Children see us use our “magical cards” most every day, when we buy gas, clothes and food. Debit or credit? What is the difference? They both seem to do the same thing. It can be very confusing: we want it to make sense.
A student once asked us, “How do you put the money on your credit card? “ Some kids think of credit cards as gift cards, which you might receive on your birthday or holidays. There is a set amount on the card and each purchase is deducted from the total until the card is ‘empty’. Do you want your child to grow up and get their first credit with a $1,000 limit and assume it works like a gift card? I didn’t think so. The following provides some tools that you can use to better help them understand how both Debit Cards and Credit Cards are meant to be used.
Here is a tool that Centsible Students uses in the classroom to show students how debit cards work. www.oclf.org/atm/debit.html This provides opportunity to go through the following Q & As with your child:
What does the receipt show you?

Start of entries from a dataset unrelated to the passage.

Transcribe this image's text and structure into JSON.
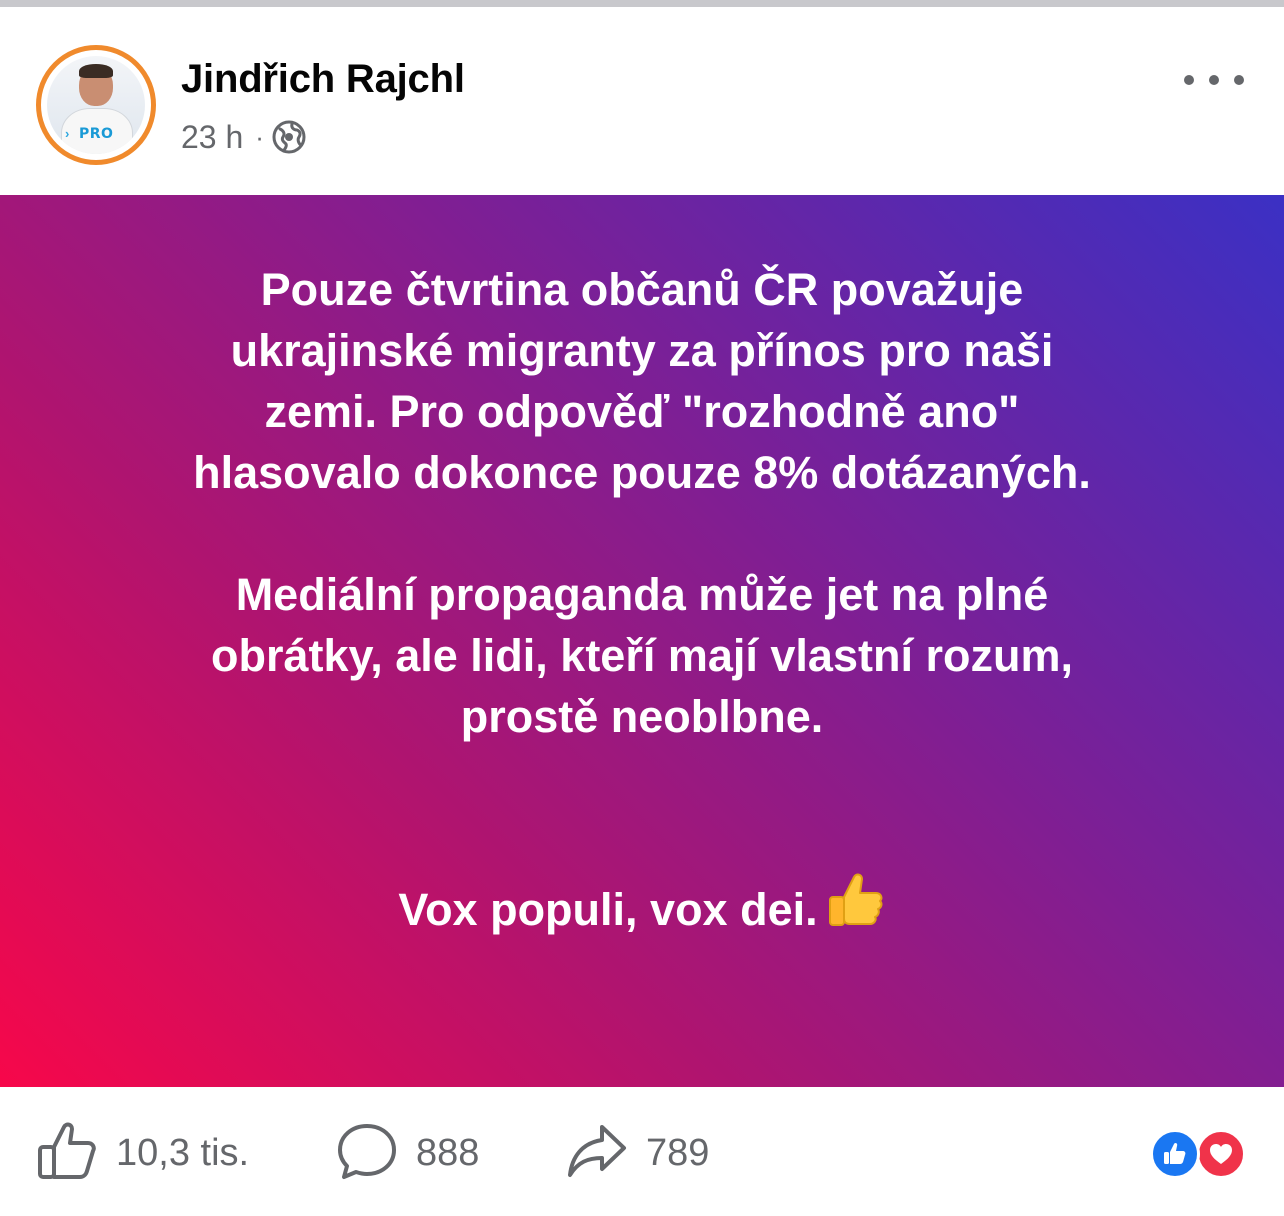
{
  "post": {
    "author": "Jindřich Rajchl",
    "time": "23 h",
    "separator": "·",
    "avatar_badge": "PRO",
    "privacy_icon": "globe-icon",
    "menu_icon": "more-horizontal-icon",
    "body": {
      "paragraph_1": "Pouze čtvrtina občanů ČR považuje\nukrajinské migranty za přínos pro naši\nzemi. Pro odpověď \"rozhodně ano\"\nhlasovalo dokonce pouze 8% dotázaných.",
      "paragraph_2": "Mediální propaganda může jet na plné\nobrátky, ale lidi, kteří mají vlastní rozum,\nprostě neoblbne.",
      "paragraph_3": "Vox populi, vox dei.",
      "emoji_icon": "thumbs-up-emoji-icon"
    },
    "background": {
      "gradient_start": "#f7074a",
      "gradient_mid": "#7d1f95",
      "gradient_end": "#3b30c4"
    }
  },
  "footer": {
    "like": {
      "icon": "like-icon",
      "count": "10,3 tis."
    },
    "comment": {
      "icon": "comment-icon",
      "count": "888"
    },
    "share": {
      "icon": "share-icon",
      "count": "789"
    },
    "reactions": [
      {
        "icon": "like-reaction-icon",
        "color": "#1a77f2"
      },
      {
        "icon": "love-reaction-icon",
        "color": "#f0334a"
      }
    ]
  }
}
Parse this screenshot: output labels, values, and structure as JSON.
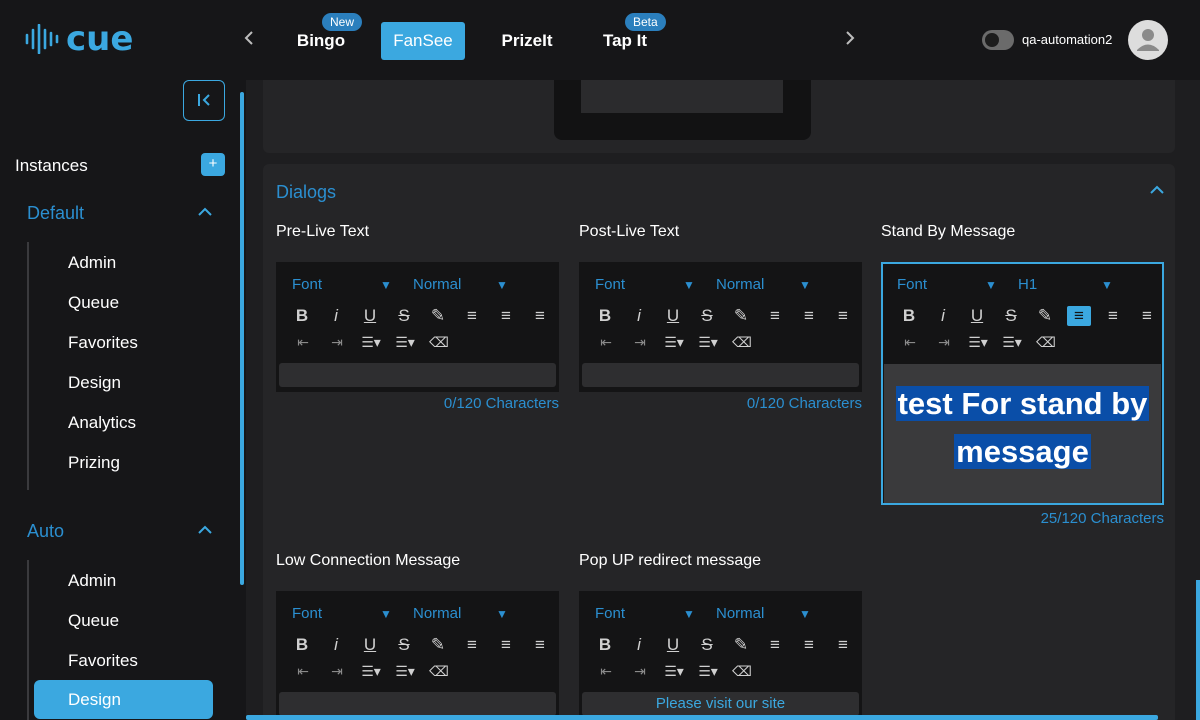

• Answer: The amount that will be deducted from your bank account immediately with no delay. (In the classroom this inevitably leads to a child asking this follow up question)
What happens if I don’t have enough money in my bank account?
• Answer: Your purchase is declined, which means you won’t be able to buy anything.
If you are thinking that the last answer leads some students to raise their hands and ask “what about paying with a credit card” well, you are right!
To explain credit cards we emphasize to students that “it is NOT your money; it is a loan from the credit card company or bank”. To purchase the item, you borrow money to pay the store, but you don’t pay for the item right away. Instead, you get a statement at the end of the month that states how much you owe and when you must pay it back. It is then important to emphasize that if you have not kept track of your purchases – ‘charged more than you can handle’ – you will have to pay interest.
More Helpful Tips?
Online videos, tools and games are engaging tools to get the conversation started. You can also bring the message home by showing your kids your bank and credit card statements. Show them that the government has recently required all credit cards statements to reveal the amount of time it will take you to pay off your credit card if you only pay the minimum payment, and how much in interest you will end up paying on top of the cost of the item. Truly shocking! Check it out yourself!BACK TO BLOG FEED